Do you like apples? No, this isn’t a Good Will Hunting joke. The color combination on this 1979 Porsche 930 reminds me very much of a green apple. It’s a bit more jolly rancher green than actual green apple green, but still that’s what comes to mind. Is that a good thing? Well, that takes us back to the question at the beginning. It’s definitely unique and I do think I prefer the tan over a black interior, which is probably more common with this sort of exterior color, but I think I’d need to see it in person to really get a good sense of how everything works together. For the 1978 model year Porsche increased the displacement of the 930’s engine from 3.0 liters to 3.3 liters and added an air-to-air intercooler, easily identifiable by the change in profile of the rear spoiler, which gave the 930 a nice bump in power – up 20 hp to 265 hp on US models. Perhaps of most significance here, 1979 was the last year the 930 would be available in the US until it was reintroduced in 1986. That tends to make them in higher demand than some of the later models, though not nearly as much so as the early 3.0 liter models.
Month: December 2015
The Mercedes-Benz 500E needs no introduction here at GCFSB. But consider this was a luxury sedan that was edging 330 horsepower in an era when many mid-sized sedans could barely muster 150 horsepower. Rather impressive for a four-door in its day, then. This Porsche-built four-door express is getting its fair shake in the market after years of sitting in relative obscurity. Currently, excellent examples can edge $40,000 or more. This 1993 500E for sale in Northern Virginia has just passed the 50,000 mark and has little to fault with it. Will this pull the big money? Let’s take a look…
Click for details: 1993 Mercedes-Benz 500E on eBay

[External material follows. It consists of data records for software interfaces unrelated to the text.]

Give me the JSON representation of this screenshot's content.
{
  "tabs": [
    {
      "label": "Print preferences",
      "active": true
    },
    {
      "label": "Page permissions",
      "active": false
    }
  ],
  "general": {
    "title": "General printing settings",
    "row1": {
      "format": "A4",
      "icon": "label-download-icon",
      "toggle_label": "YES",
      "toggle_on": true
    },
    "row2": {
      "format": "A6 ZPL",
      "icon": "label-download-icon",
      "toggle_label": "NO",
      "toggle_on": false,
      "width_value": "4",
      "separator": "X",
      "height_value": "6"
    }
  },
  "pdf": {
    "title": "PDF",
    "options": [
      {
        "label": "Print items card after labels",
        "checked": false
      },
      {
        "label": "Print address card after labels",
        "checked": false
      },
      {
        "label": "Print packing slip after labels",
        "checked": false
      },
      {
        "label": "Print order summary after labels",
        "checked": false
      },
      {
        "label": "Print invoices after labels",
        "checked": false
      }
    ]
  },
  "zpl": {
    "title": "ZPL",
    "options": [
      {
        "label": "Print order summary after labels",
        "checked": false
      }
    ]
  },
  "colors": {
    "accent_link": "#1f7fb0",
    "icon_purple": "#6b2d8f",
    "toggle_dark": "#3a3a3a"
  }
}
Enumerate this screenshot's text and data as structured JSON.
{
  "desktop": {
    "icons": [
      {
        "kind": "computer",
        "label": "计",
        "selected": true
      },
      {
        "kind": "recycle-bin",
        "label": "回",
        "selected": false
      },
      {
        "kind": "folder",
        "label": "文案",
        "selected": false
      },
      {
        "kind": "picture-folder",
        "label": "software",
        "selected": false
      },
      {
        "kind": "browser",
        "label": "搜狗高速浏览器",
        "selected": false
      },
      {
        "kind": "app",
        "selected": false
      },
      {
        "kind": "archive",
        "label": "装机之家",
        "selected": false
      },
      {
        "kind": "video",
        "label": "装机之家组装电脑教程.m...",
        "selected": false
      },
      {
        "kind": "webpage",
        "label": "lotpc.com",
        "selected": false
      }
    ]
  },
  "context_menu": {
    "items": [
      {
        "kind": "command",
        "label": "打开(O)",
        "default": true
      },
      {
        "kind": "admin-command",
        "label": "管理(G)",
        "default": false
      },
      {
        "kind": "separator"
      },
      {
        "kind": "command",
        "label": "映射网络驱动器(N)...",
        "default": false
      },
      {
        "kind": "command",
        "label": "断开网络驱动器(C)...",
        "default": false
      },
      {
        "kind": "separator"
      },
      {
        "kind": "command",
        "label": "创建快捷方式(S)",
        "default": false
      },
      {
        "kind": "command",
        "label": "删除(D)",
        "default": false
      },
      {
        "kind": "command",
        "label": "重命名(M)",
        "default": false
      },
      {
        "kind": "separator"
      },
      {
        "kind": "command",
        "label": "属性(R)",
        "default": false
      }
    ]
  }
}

We all have dreams. In automotive terms, I can remember many cars that I’ve spent countless hours modifying in my head. “No one will be expecting this!” I’d laugh to myself, ignoring the sensibility of my plan. Hurdles such as the cost, the time invested, or even if the end result would be worth the hours spent not only planning but executing the plan were cleared as if I was Edwin Moses on route to another Olympic Gold. Indeed, I’d already be crowning myself champion of the mods as I slowly turned the image of a complete dream in my head at night, during breakfast, while walking or at work, and especially when driving. But then the realities of life set in, and the dreams so carefully laid out by many are dashed on the rocky shores of life. The plan wasn’t economically viable or even possible, the car was too rusty or too far gone, the parts were too hard to source, or as is often the case, priorities changed and something newer and flashier came along. For every 1,000 cars dreamed to completion, my bet is that fewer than five make it to the light of day. When I had my V8 quattro, I was going to restore that and make it a manual. I truly loved that car, but the realities of owning it were too hard to continue on. Then I had my 200 Avant, and I was going to combine the bits from the V8 quattro and make a monster V8 Avant. That, too, was left on the planning board.
All of this is what makes such creations as this car so special. Who would look at an A6 Avant and think “I’m going to turn this car into a S6 Plus Avant”? Maybe one person would have that thought – but it only takes one. The result of what was undoubtedly one of the least likely builds has resulted in one of the most desirable Avants I’ve seen stateside: